-- Task goal --
From the entries that follow, gather each line holding the word "MPS计算".

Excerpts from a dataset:
--- START ---
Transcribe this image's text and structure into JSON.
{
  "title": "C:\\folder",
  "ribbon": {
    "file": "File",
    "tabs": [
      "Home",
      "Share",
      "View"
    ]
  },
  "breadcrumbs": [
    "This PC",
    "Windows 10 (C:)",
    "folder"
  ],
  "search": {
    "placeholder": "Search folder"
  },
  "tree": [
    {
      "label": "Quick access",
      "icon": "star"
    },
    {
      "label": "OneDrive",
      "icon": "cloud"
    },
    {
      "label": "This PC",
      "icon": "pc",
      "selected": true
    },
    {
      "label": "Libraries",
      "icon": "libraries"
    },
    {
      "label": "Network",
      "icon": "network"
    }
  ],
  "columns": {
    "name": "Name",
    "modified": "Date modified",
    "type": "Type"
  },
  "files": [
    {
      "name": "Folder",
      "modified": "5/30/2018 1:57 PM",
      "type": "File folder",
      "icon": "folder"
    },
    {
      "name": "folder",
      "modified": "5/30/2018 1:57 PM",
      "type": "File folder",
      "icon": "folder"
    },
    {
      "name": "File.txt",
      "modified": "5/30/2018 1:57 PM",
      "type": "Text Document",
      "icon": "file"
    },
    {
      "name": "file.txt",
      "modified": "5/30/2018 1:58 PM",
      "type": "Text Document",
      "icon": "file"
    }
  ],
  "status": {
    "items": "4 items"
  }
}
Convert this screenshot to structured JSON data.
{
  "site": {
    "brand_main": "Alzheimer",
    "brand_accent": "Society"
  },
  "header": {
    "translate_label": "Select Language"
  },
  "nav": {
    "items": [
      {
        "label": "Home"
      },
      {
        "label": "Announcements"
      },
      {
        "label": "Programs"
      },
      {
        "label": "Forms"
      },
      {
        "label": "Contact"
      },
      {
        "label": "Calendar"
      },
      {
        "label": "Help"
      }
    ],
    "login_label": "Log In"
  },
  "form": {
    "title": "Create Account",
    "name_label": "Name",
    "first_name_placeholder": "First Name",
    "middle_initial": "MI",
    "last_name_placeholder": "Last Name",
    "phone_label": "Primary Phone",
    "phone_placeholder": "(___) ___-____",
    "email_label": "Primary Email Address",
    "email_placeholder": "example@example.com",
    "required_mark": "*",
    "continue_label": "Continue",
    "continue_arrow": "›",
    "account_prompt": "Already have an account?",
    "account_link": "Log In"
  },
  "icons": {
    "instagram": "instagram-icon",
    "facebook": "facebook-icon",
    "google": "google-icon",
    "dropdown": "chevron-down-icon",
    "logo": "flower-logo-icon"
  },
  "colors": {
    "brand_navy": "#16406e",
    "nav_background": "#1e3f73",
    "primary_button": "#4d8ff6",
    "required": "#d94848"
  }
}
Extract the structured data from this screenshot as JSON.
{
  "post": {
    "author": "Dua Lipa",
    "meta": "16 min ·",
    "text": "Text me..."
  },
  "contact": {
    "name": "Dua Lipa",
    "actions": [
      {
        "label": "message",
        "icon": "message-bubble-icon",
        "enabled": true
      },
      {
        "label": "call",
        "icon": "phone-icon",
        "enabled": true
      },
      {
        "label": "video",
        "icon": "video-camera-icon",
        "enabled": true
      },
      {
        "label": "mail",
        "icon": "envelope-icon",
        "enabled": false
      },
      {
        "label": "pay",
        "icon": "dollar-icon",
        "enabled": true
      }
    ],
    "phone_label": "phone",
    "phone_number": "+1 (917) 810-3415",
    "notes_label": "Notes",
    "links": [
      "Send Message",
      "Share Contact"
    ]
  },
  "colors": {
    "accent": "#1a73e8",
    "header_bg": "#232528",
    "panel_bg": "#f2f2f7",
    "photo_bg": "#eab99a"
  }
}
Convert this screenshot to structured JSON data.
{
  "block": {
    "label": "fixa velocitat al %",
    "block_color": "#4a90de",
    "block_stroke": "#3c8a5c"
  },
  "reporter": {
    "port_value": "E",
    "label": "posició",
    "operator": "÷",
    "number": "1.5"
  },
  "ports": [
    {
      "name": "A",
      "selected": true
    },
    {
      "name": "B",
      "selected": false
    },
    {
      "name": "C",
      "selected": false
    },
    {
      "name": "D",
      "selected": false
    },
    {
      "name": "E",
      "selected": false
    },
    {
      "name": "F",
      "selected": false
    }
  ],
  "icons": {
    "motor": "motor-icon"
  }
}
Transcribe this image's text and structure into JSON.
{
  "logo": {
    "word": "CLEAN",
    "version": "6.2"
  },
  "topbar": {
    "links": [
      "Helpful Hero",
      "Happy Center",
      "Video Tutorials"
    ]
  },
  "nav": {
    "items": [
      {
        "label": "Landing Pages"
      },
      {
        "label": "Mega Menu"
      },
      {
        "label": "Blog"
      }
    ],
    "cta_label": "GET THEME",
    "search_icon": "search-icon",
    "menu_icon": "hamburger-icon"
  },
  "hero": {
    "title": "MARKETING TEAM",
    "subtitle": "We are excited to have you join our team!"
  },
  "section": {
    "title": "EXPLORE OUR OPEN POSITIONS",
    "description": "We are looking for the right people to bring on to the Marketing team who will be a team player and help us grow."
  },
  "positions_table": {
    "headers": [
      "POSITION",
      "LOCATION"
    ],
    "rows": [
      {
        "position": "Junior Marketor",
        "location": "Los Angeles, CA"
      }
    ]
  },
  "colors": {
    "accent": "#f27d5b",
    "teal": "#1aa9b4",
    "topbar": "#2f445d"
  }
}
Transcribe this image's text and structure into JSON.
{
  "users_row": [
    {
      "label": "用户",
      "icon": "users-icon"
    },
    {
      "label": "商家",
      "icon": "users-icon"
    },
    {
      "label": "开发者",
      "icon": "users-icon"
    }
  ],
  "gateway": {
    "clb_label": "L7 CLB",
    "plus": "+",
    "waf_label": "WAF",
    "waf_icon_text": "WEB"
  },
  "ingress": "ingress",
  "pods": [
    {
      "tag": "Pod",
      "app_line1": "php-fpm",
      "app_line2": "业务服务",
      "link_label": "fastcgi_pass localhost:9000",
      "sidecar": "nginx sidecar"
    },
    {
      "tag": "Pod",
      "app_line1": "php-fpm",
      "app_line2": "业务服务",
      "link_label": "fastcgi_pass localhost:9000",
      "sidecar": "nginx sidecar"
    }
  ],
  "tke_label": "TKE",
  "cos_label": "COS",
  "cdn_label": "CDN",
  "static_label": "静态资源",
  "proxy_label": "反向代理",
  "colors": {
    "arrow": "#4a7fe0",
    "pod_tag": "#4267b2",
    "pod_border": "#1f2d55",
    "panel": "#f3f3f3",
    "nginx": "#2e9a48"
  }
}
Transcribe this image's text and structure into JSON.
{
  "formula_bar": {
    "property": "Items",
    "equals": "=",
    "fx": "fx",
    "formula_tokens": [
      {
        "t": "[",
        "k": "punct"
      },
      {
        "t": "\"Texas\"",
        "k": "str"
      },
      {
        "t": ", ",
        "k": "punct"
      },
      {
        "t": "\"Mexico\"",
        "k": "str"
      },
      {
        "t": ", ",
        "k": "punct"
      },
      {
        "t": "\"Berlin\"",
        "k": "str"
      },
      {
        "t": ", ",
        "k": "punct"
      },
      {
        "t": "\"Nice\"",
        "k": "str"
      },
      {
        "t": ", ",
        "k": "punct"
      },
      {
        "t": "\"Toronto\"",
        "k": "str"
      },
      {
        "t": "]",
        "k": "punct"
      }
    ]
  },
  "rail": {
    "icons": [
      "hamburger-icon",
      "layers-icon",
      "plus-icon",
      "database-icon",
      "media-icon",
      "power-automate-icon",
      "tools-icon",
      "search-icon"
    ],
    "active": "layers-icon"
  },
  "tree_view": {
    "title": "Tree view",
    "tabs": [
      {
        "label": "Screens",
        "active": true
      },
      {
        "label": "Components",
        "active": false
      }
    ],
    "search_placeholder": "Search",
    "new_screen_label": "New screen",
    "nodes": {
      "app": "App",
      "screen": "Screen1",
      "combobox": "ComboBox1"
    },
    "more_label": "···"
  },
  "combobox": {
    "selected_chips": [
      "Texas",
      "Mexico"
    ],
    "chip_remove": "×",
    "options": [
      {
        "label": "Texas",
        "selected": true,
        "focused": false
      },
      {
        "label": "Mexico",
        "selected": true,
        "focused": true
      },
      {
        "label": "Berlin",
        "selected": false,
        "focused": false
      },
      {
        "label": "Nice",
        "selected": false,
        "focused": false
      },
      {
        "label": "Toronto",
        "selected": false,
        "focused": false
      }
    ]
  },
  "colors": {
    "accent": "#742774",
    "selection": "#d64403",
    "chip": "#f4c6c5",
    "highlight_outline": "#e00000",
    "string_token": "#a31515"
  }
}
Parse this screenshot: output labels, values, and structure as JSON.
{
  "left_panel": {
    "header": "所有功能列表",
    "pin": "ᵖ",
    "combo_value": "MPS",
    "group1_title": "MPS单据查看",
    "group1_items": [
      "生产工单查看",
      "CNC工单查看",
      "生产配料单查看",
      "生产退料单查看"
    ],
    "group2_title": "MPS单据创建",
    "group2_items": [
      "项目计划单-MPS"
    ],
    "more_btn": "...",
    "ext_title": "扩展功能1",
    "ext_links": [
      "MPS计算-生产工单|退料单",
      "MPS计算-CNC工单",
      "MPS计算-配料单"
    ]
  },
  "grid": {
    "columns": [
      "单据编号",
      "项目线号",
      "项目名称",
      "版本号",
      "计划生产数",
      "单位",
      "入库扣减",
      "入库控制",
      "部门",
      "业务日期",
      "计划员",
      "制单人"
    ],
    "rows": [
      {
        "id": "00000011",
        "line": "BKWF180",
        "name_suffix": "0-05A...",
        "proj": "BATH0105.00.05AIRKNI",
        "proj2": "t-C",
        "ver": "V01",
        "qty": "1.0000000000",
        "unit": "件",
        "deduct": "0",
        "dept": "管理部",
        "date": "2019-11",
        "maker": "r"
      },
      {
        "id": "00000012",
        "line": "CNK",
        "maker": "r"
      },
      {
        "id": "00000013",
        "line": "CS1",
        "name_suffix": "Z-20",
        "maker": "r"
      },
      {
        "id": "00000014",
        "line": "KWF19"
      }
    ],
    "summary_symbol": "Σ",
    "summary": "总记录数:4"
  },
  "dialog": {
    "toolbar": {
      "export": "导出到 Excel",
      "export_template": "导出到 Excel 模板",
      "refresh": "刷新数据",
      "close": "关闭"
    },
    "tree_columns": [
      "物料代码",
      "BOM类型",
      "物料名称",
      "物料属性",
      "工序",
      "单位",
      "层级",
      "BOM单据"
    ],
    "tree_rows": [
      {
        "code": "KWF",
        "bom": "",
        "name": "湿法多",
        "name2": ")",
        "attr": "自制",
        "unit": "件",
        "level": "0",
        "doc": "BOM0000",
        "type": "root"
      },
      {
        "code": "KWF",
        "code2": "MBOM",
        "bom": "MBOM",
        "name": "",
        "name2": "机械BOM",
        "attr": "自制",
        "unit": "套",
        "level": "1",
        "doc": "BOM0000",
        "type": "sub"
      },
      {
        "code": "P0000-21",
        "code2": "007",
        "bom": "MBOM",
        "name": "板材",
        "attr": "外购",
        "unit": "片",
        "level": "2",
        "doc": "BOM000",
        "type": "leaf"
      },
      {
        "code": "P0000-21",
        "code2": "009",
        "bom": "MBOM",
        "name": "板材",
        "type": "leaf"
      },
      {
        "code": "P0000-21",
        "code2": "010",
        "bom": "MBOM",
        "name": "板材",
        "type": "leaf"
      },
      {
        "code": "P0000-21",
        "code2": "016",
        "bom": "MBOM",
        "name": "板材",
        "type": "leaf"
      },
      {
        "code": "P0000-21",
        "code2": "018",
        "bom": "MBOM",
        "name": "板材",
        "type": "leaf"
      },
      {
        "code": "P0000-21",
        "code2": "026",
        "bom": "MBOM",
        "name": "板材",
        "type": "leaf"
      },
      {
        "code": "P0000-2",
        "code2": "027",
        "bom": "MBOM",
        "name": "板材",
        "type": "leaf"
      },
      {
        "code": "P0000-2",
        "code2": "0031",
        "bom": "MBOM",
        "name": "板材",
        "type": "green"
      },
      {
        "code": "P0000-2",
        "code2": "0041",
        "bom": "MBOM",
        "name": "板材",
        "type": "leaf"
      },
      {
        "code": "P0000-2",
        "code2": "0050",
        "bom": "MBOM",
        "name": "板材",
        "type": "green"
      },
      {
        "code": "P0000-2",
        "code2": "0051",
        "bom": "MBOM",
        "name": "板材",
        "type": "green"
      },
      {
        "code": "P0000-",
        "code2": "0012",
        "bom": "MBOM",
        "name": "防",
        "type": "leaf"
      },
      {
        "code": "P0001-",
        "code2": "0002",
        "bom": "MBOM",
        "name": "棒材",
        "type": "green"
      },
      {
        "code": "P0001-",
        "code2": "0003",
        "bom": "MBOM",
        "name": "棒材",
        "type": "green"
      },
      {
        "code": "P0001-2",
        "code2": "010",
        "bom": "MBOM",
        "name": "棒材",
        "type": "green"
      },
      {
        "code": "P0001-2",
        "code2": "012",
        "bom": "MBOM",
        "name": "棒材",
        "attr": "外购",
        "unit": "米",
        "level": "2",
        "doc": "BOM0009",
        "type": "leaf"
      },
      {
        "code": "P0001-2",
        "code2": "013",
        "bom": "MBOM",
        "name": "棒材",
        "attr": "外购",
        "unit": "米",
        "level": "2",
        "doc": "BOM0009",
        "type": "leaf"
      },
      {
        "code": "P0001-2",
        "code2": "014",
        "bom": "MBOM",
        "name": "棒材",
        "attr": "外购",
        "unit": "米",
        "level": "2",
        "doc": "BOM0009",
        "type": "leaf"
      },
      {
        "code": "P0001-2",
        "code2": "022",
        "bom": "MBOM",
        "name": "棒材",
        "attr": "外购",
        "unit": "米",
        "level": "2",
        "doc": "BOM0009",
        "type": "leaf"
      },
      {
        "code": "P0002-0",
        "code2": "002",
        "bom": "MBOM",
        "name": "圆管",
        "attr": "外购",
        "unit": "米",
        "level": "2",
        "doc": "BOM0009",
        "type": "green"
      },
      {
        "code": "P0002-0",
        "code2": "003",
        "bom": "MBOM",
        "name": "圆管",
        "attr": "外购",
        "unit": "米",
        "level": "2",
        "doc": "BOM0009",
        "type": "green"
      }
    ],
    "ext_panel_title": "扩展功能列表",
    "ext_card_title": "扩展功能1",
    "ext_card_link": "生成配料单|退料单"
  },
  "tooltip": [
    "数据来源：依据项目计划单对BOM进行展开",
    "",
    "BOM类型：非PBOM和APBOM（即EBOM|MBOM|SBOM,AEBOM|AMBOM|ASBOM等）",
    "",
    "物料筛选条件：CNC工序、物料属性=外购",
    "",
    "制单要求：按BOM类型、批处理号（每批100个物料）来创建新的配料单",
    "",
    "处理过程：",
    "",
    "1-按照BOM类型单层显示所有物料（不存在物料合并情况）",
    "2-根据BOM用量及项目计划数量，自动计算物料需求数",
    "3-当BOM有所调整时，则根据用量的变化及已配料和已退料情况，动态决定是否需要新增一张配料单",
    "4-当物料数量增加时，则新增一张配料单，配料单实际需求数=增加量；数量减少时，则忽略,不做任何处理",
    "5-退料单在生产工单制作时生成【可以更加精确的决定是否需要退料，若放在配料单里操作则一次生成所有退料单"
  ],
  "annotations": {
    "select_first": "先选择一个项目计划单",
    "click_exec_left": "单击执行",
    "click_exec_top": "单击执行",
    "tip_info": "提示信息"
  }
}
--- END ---
-- Solved problem --
      "MPS计算-生产工单|退料单",
      "MPS计算-CNC工单",
      "MPS计算-配料单"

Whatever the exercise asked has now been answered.